- Death and social security searches
- Reaching out to colleagues who worked with the person in the past.
Use force-out provision to remove low balance participants annually
One way to reduce your burden on locating missing participants is to regularly force out terminated participants with low balances while you are still in contact with them. Most plan documents have a provision that allows them to force out low-balance participants through a systematic process if their balance is below $5,000.
Most recordkeepers can automatically force out low-balance participants regularly through an automatic IRA provider and are more than happy to do that. However, we have found that few plans that come to us are taking advantage of this service. If your provider does offer this service, sign up or consider using one of the third-party providers who can provide that service free of charge.
If your provider doesn’t have a solid process for finding missing participants or forcing out low-balance participants, there are several third-party providers that we have worked with who can do a great job.
Remember to keep good documentation when forcing low-balance participants out of the plan. Often, the participant can easily miss the required notices alerting them to the forced-out distribution. As a result, the participant may be unaware that the plan transferred their account. Your responsibility is to keep a copy of any communications sent in their employee file or other safe location that can easily be referenced years into the future.
If you’d like to talk about any of these trends for your plan, please call us today.

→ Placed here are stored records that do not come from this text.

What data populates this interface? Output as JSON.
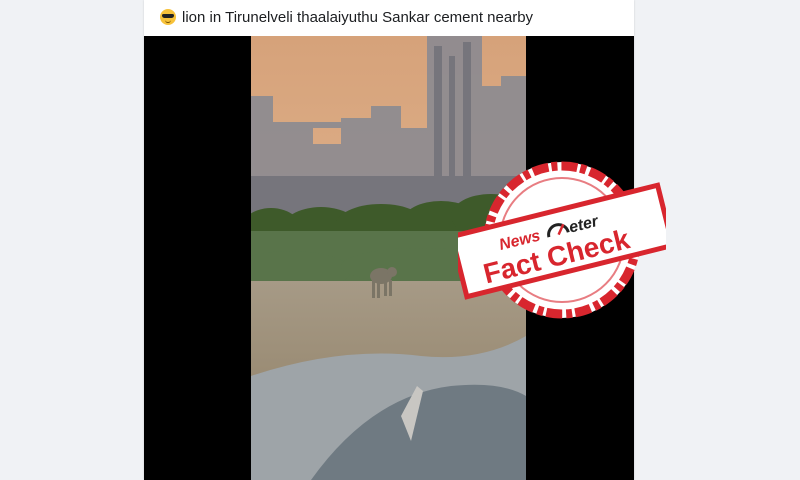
{
  "post": {
    "caption_emoji": "sunglasses-emoji",
    "caption_text": "lion in Tirunelveli thaalaiyuthu Sankar cement nearby"
  },
  "stamp": {
    "brand_left": "News",
    "brand_right": "eter",
    "title": "Fact Check",
    "color": "#d8262e"
  }
}
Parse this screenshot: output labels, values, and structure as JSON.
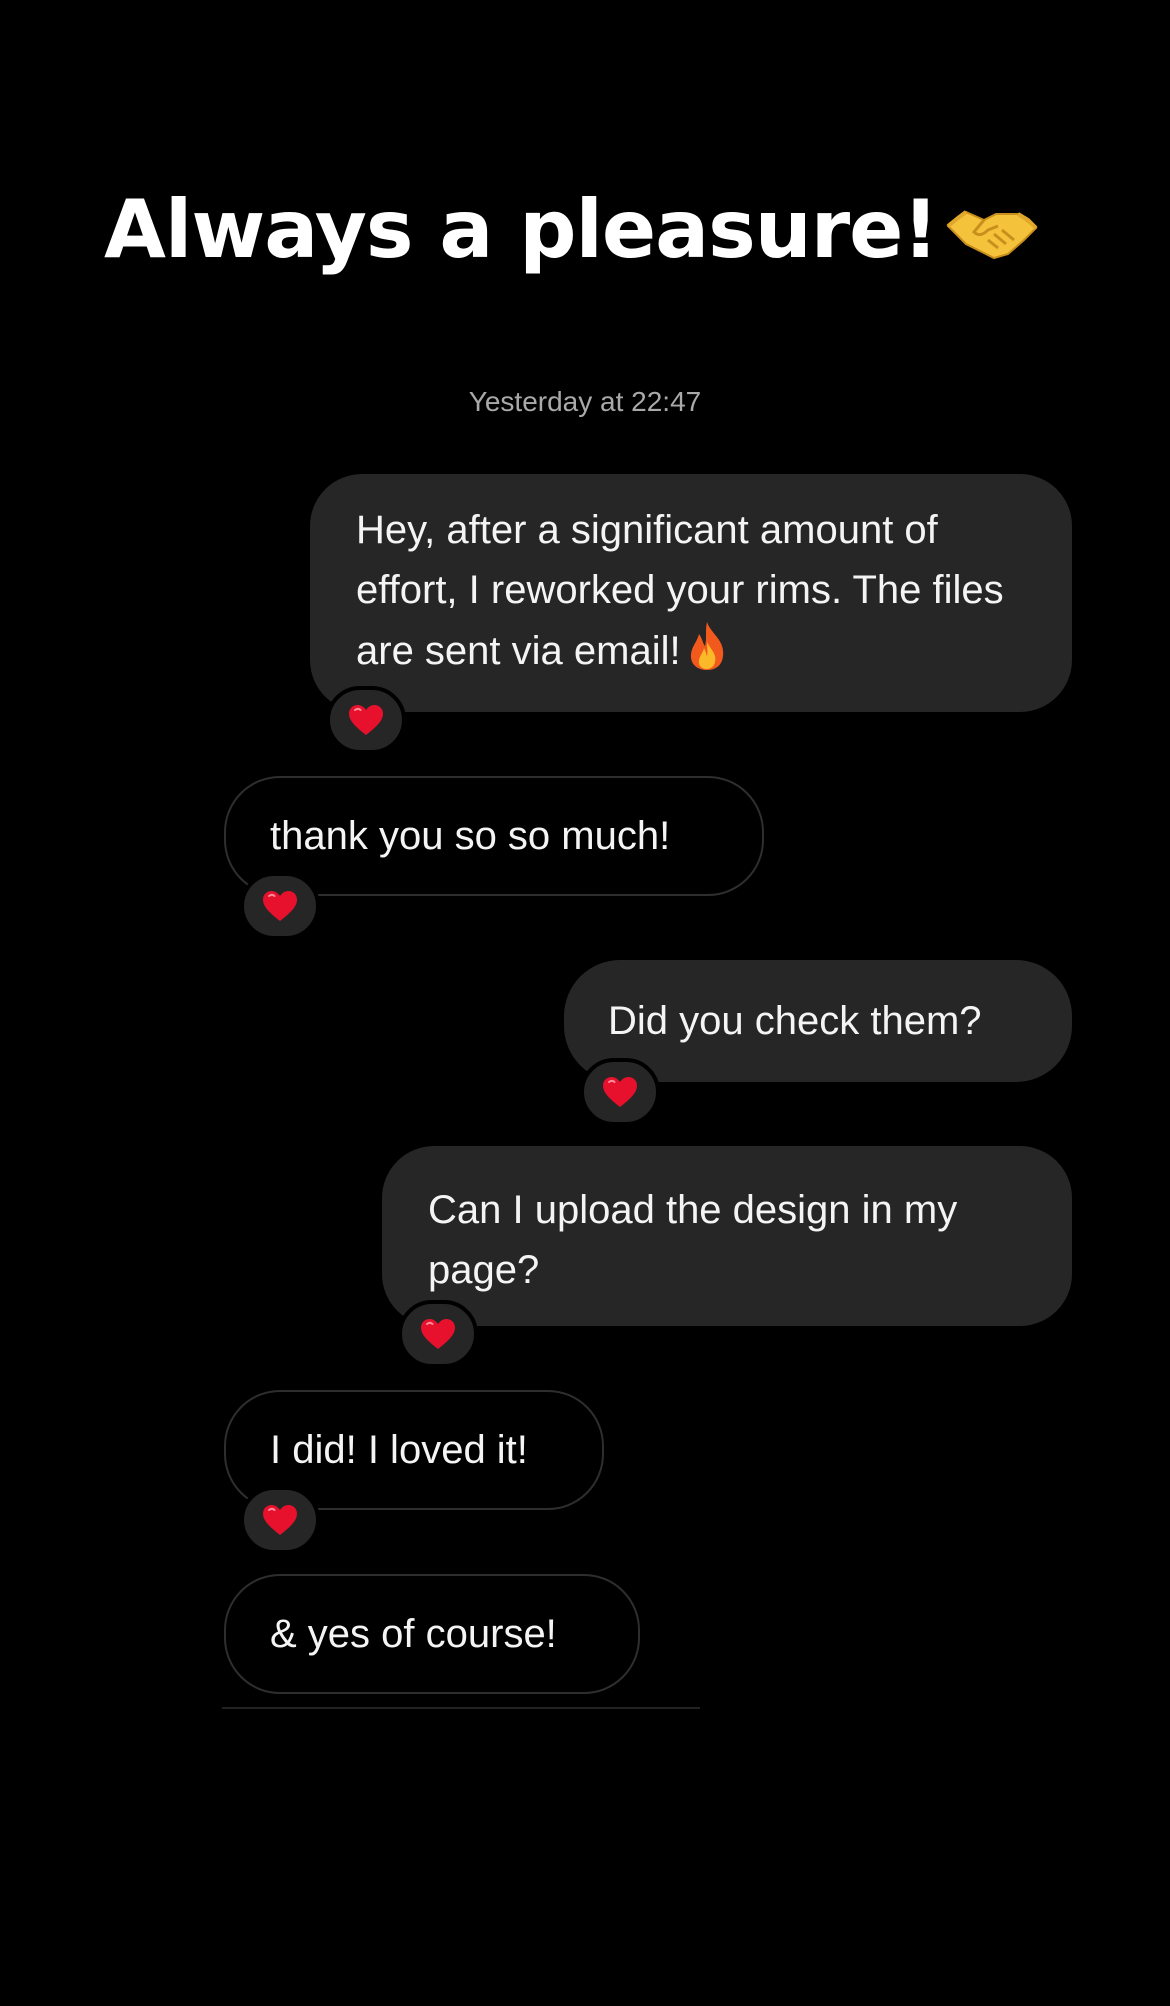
{
  "story": {
    "headline": "Always a pleasure!",
    "headline_emoji": "handshake-emoji"
  },
  "thread": {
    "timestamp": "Yesterday at 22:47",
    "messages": [
      {
        "side": "sent",
        "text": "Hey, after a significant amount of effort, I reworked your rims. The files are sent via email!",
        "trailing_emoji": "fire-emoji",
        "reaction": "red-heart"
      },
      {
        "side": "received",
        "text": "thank you so so much!",
        "reaction": "red-heart"
      },
      {
        "side": "sent",
        "text": "Did you check them?",
        "reaction": "red-heart"
      },
      {
        "side": "sent",
        "text": "Can I upload the design in my page?",
        "reaction": "red-heart"
      },
      {
        "side": "received",
        "text": "I did! I loved it!",
        "reaction": "red-heart"
      },
      {
        "side": "received",
        "text": "& yes of course!"
      }
    ]
  },
  "colors": {
    "background": "#000000",
    "sent_bubble": "#262626",
    "received_border": "#2e2e2e",
    "timestamp": "#a9a9a9",
    "heart": "#e8112d"
  }
}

This information is not intended as authoritative guidance or tax or legal advice. You should consult your attorney or tax advisor for guidance on your specific situation. In no way does advisor assure that, by using the information, plan sponsor will be in compliance with ERISA regulations.